═════ Extracted information ═════

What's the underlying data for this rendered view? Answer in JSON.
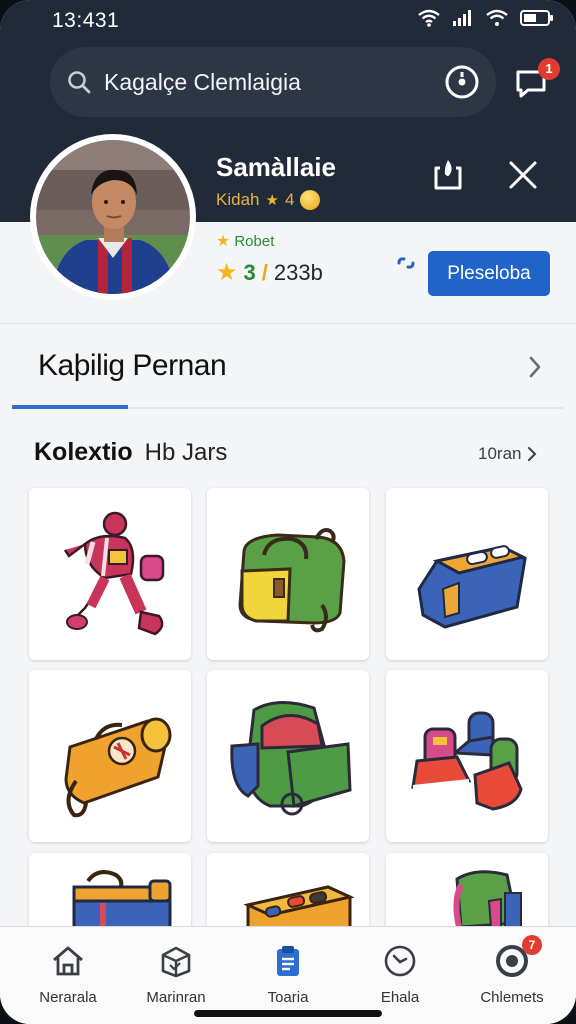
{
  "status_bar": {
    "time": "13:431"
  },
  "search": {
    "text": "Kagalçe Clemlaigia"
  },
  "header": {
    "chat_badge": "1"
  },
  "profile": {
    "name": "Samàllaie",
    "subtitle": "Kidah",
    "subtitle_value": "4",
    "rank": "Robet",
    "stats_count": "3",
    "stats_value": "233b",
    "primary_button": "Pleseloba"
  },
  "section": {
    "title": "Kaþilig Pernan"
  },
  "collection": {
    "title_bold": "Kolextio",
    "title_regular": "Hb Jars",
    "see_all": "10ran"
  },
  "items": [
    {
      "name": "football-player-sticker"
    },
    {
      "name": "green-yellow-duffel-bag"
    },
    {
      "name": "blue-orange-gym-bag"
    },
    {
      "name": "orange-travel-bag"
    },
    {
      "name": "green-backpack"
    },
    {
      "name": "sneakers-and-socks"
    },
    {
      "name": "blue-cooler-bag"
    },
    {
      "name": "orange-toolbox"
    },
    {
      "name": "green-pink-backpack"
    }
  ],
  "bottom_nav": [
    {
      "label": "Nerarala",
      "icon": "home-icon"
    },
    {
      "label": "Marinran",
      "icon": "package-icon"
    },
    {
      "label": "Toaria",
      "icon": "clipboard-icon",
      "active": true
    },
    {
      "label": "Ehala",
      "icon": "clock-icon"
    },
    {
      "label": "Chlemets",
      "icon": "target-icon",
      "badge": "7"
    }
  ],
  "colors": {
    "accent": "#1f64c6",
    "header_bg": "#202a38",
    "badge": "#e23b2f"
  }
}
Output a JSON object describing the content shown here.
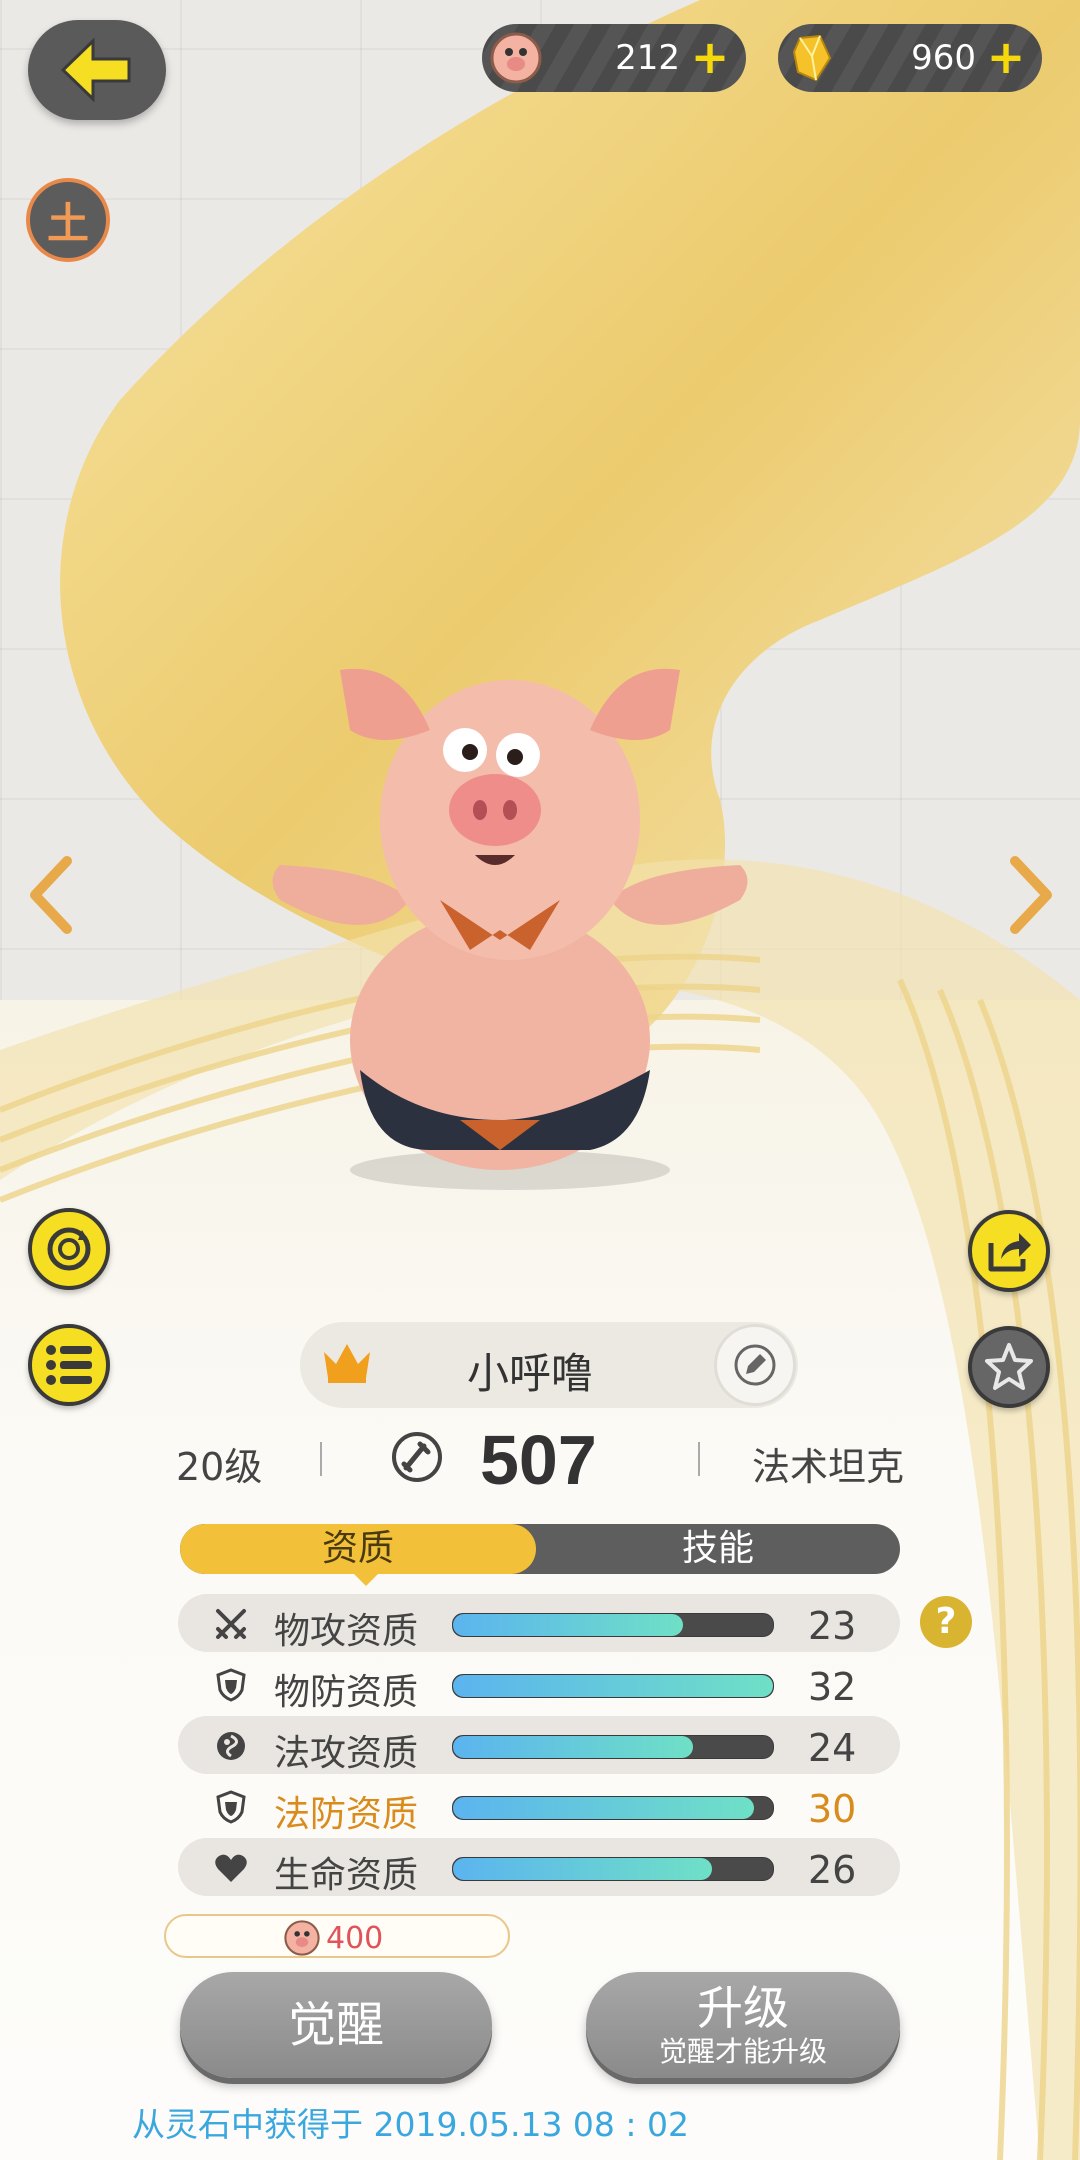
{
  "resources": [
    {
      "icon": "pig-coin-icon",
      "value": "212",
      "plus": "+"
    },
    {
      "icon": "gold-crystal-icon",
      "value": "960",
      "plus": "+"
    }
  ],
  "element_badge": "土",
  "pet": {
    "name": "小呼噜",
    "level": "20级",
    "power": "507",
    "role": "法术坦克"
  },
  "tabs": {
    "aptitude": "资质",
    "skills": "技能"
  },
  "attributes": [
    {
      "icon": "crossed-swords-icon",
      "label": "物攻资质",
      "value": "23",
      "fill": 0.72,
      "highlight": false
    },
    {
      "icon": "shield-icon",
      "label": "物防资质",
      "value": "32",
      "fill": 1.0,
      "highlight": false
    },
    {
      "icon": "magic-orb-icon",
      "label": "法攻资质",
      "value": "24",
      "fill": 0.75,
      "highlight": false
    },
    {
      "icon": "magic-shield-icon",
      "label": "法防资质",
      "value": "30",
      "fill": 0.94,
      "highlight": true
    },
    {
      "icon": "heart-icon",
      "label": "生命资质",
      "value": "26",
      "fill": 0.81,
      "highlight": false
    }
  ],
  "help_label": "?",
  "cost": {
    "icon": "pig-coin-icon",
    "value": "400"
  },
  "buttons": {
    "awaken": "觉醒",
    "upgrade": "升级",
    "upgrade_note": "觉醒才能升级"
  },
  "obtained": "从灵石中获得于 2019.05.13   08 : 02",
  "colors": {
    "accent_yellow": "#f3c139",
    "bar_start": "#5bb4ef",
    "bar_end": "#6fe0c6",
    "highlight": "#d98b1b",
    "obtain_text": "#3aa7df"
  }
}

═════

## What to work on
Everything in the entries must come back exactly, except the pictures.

## Exercise output
What's the underlying data for this rendered view? Answer in JSON.
{
  "status_bar": {
    "time": "13:431"
  },
  "search": {
    "text": "Kagalçe Clemlaigia"
  },
  "header": {
    "chat_badge": "1"
  },
  "profile": {
    "name": "Samàllaie",
    "subtitle": "Kidah",
    "subtitle_value": "4",
    "rank": "Robet",
    "stats_count": "3",
    "stats_value": "233b",
    "primary_button": "Pleseloba"
  },
  "section": {
    "title": "Kaþilig Pernan"
  },
  "collection": {
    "title_bold": "Kolextio",
    "title_regular": "Hb Jars",
    "see_all": "10ran"
  },
  "items": [
    {
      "name": "football-player-sticker"
    },
    {
      "name": "green-yellow-duffel-bag"
    },
    {
      "name": "blue-orange-gym-bag"
    },
    {
      "name": "orange-travel-bag"
    },
    {
      "name": "green-backpack"
    },
    {
      "name": "sneakers-and-socks"
    },
    {
      "name": "blue-cooler-bag"
    },
    {
      "name": "orange-toolbox"
    },
    {
      "name": "green-pink-backpack"
    }
  ],
  "bottom_nav": [
    {
      "label": "Nerarala",
      "icon": "home-icon"
    },
    {
      "label": "Marinran",
      "icon": "package-icon"
    },
    {
      "label": "Toaria",
      "icon": "clipboard-icon",
      "active": true
    },
    {
      "label": "Ehala",
      "icon": "clock-icon"
    },
    {
      "label": "Chlemets",
      "icon": "target-icon",
      "badge": "7"
    }
  ],
  "colors": {
    "accent": "#1f64c6",
    "header_bg": "#202a38",
    "badge": "#e23b2f"
  }
}
Output a JSON object describing the content shown here.
{
  "resources": [
    {
      "icon": "pig-coin-icon",
      "value": "212",
      "plus": "+"
    },
    {
      "icon": "gold-crystal-icon",
      "value": "960",
      "plus": "+"
    }
  ],
  "element_badge": "土",
  "pet": {
    "name": "小呼噜",
    "level": "20级",
    "power": "507",
    "role": "法术坦克"
  },
  "tabs": {
    "aptitude": "资质",
    "skills": "技能"
  },
  "attributes": [
    {
      "icon": "crossed-swords-icon",
      "label": "物攻资质",
      "value": "23",
      "fill": 0.72,
      "highlight": false
    },
    {
      "icon": "shield-icon",
      "label": "物防资质",
      "value": "32",
      "fill": 1.0,
      "highlight": false
    },
    {
      "icon": "magic-orb-icon",
      "label": "法攻资质",
      "value": "24",
      "fill": 0.75,
      "highlight": false
    },
    {
      "icon": "magic-shield-icon",
      "label": "法防资质",
      "value": "30",
      "fill": 0.94,
      "highlight": true
    },
    {
      "icon": "heart-icon",
      "label": "生命资质",
      "value": "26",
      "fill": 0.81,
      "highlight": false
    }
  ],
  "help_label": "?",
  "cost": {
    "icon": "pig-coin-icon",
    "value": "400"
  },
  "buttons": {
    "awaken": "觉醒",
    "upgrade": "升级",
    "upgrade_note": "觉醒才能升级"
  },
  "obtained": "从灵石中获得于 2019.05.13   08 : 02",
  "colors": {
    "accent_yellow": "#f3c139",
    "bar_start": "#5bb4ef",
    "bar_end": "#6fe0c6",
    "highlight": "#d98b1b",
    "obtain_text": "#3aa7df"
  }
}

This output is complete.